"The intrepid readiness, the terrible eyes"

Hurt Hawks
by Robinson Jeffers (1887-1962)


The broken pillar of the wing jags from the clotted shoulder,
The wing trails like a banner in defeat,
No more to use the sky forever but live with famine
And pain a few days: cat nor coyote
Will shorten the week of waiting for death, there is game without talons.
He stands under the oak-bush and waits
The lame feet of salvation; at night he remembers freedom
And flies in a dream, the dawns ruin it.
He is strong and pain is worse to the strong, incapacity is worse.
The curs of the day come and torment him
At distance, no one but death the redeemer will humble that head,
The intrepid readiness, the terrible eyes.
The wild God of the world is sometimes merciful to those
That ask mercy, not often to the arrogant.
You do not know him, you communal people, or you have forgotten him;
Intemperate and savage, the hawk remembers him;
Beautiful and wild, the hawks, and men that are dying, remember him. (more)

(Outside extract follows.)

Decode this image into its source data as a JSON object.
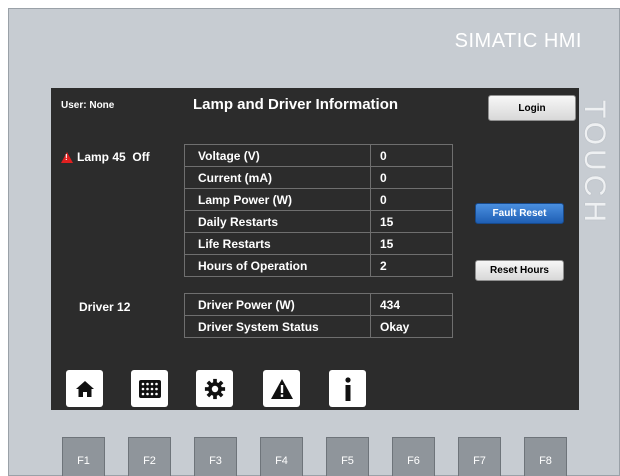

From The Selected Poetry of Robinson Jeffers (2001). Text via Poetry Foundation.

Photo from Wikimedia Commons.


Anonymous said...

I'm awe-striken. And look at his face, that goes with his poem, that goes with his story. He's so all of one piece that even if you don't like it, you have to admire the integrity. Where do you get this stuff?!

Mary said...

Really cool. I was recently reading something about totemic animals, and the hawk is such an important bird in so many cultures. It symbolizes clear-sightedness and strong memory.

BitterGrace said...

It comes to me in dreams, Renee ;-)

Hawks are amazing animals, Mary--physically, spiritually, in every way. They just capture the imagination. I think I told the story on POL about one of my dogs watching a hawk hunt. She was perfectly rapt, just as I was, and she sat perfectly still for at least five minutes, watching the hawk feed. She has never sat still that long for anything else!